Second, it pointedly advances the former Manmohan Singh government’s policy of becoming a ‘net security provider’ to island states in the Indian Ocean. The strategy seeks to ‘shape a favourable and positive maritime environment’ for enhancing net security in India’s areas of maritime interest.

Third, for the first time, the official document formally states that the future fleet will be based on the development of three carrier battle groups, each centred on an aircraft carrier, as well as the development of an operational capability of two carrier task forces, each comprising one or more carrier battle groups.

Fourth, as the sea trials of India’s first Arihant-class nuclear-powered ballistic missile submarine take place, the new strategy emphasises the assurance of punitive retaliation in accordance with India’s ‘no first use’ and ‘non-use against non-nuclear weapon states’ policy. Importantly, it notes that ‘SSBN deployments also counter an adversary’s strategy of seeking advantage from nuclear posturing or escalation’.

Fifth, the strategy emphasises the importance of maintaining freedom of navigation and strengthening the international legal regime at sea, particularly UNCLOS.
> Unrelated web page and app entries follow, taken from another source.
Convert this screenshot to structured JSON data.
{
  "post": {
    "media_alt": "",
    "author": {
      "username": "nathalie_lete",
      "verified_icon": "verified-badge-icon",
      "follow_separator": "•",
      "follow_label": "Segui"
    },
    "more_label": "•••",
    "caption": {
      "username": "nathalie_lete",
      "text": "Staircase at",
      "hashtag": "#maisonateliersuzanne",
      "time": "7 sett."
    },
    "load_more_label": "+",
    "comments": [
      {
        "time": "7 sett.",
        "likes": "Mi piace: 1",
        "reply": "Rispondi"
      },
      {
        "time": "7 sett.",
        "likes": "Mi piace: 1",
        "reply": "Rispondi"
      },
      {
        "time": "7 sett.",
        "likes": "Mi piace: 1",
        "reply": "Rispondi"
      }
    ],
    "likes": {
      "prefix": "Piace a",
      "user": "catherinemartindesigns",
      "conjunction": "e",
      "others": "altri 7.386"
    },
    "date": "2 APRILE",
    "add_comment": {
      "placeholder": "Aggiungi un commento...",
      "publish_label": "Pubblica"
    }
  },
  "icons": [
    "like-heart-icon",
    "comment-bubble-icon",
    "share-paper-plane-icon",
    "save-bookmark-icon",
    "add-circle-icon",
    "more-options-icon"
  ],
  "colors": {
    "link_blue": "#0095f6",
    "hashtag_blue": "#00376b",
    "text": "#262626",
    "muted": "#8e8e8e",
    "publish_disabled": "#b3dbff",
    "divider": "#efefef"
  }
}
The Indian navy’s operational footprint in the Indian Ocean has also increased in the last eight years since the publication of its 2007 maritime strategy. The navy has played an active role in counter-piracy operations in the Arabian Sea since 2011 when pirates reached waters near India’s Lakshadweep chain of islands. This is in addition to its much-publicised anti-piracy patrols in the Gulf of Aden and the Somali basin since 2008. It has also carried out Non-combatant Evacuation operations in Libya (2011), Kuwait (2014) and Yemen (2015), as well as Humanitarian Assistance and Disaster Relief operations such as cyclone relief (in 2007, 2008, 2013 and 2014). Navy-to-Navy staff talks now take place with over 20 countries and institutional bilateral/trilateral exercises with 11 countries. In August 2013, a dedicated communications satellite for the navy, GSAT-7, was launched for surveillance purposes.
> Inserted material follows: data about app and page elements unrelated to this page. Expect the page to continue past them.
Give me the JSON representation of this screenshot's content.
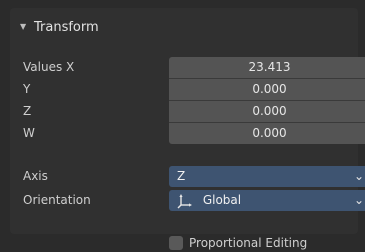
{
  "panel": {
    "title": "Transform"
  },
  "values": {
    "label_x": "Values X",
    "label_y": "Y",
    "label_z": "Z",
    "label_w": "W",
    "x": "23.413",
    "y": "0.000",
    "z": "0.000",
    "w": "0.000"
  },
  "axis": {
    "label": "Axis",
    "value": "Z"
  },
  "orientation": {
    "label": "Orientation",
    "value": "Global"
  },
  "proportional": {
    "label": "Proportional Editing",
    "checked": false
  },
  "colors": {
    "accent_dropdown": "#3e5471",
    "field_bg": "#545454",
    "panel_bg": "#303030"
  },
  "icons": {
    "collapse": "triangle-down-icon",
    "dropdown": "chevron-down-icon",
    "orientation": "transform-axes-icon"
  }
}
This diplomatic activity is matched by changes to the Indian’s navy’s capabilities and posture. Its fleet of 14 submarines, 27 principal surface combatants and nearly 100 patrol and coastal combatants, alongside two squadrons of maritime patrol aircraft, is to be expanded with the reported aim of becoming a 200-ship navy in the next decade. As a result, India has one of the most ambitious warship building programmes in the world, with only the US and Russia significantly more active. Of the 40 warships currently under construction in India, there are ten principal combatants including aircraft carriers, nuclear-armed ballistic-missile and conventional submarines, and destroyers and frigates.

Challenges still to overcome
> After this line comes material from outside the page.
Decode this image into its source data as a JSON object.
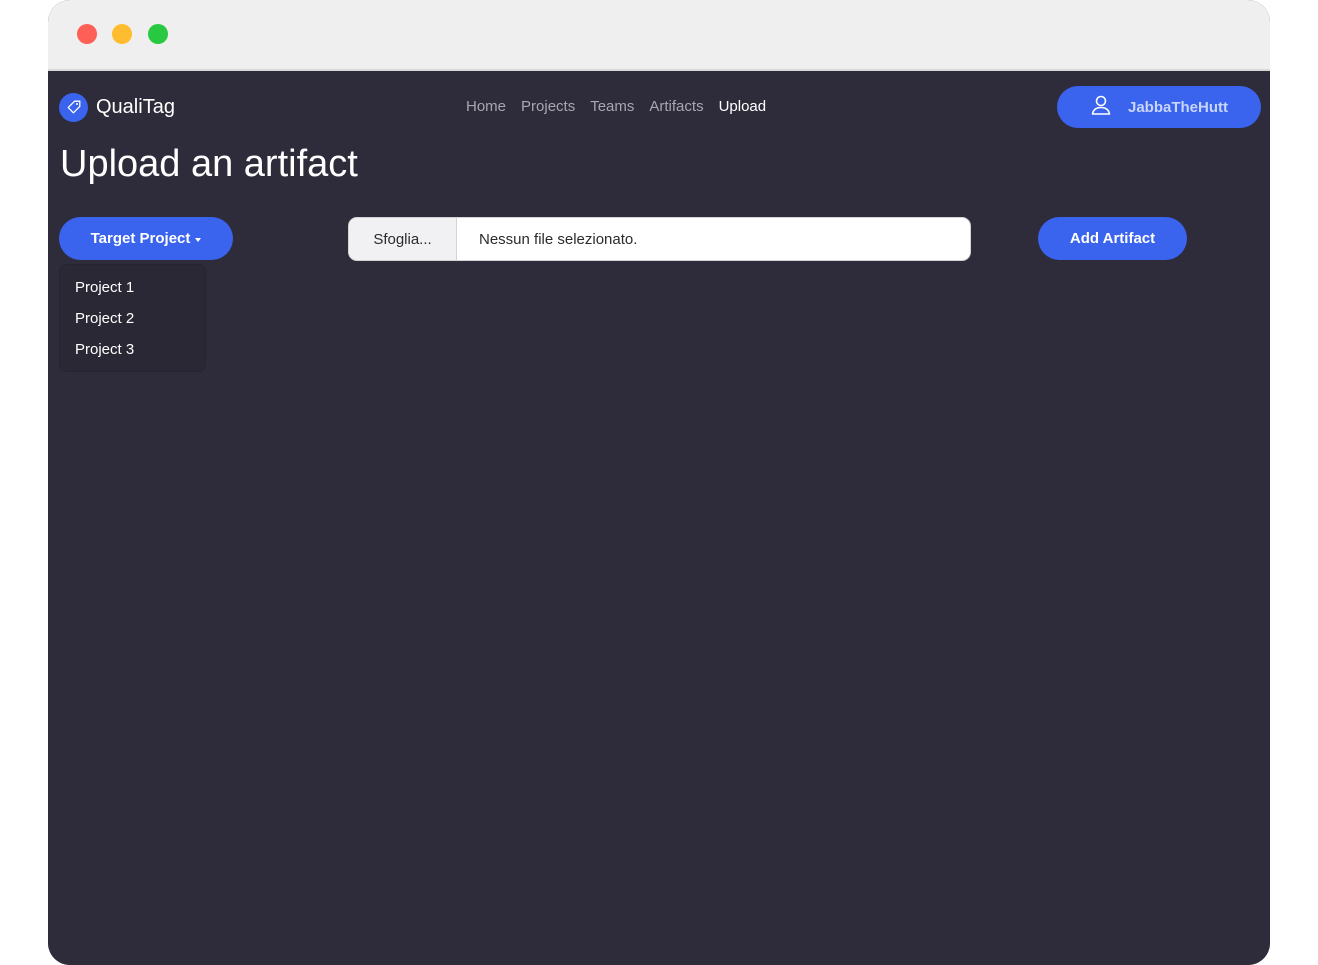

However, the navy remains some way from possessing the capabilities that would be required for the degree of maritime dominance in the Indian Ocean to which India is now aspiring. The navy’s fleet is ageing, with an estimated 60% of vessels reported to have reached various stages of obsolescence. Warships under construction are suffering considerable cost and schedule over-runs. The Scorpene-class submarine is the first to be acquired in 16 years, in an attempt to stabilise the fleet’s fast-dwindling numbers. The navy is 16% below strength in officer ranks and 11% below strength in non-commissioned ranks. In August 2013, the navy suffered its worst peacetime accident when an ex-Russian Kilo-class conventional submarine sank in Mumbai’s naval dockyard, killing 18 personnel. This highlighted shortfalls in training and safety, and led to the resignation of the navy chief in February 2014. Diplomatic relations with the Maldives, currently under considerable strain due to political differences, urgently need to be improved.

Rahul Roy-Chaudhury is the Senior Fellow for South Asia at the International Institute for Strategic Studies (IISS) in London. He is the author of two books on India’s maritime affairs, Sea Power & Indian Security (1995) and India’s Maritime Security (2000). He is currently writing a new book on India’s New Maritime Strategy for Adelphi.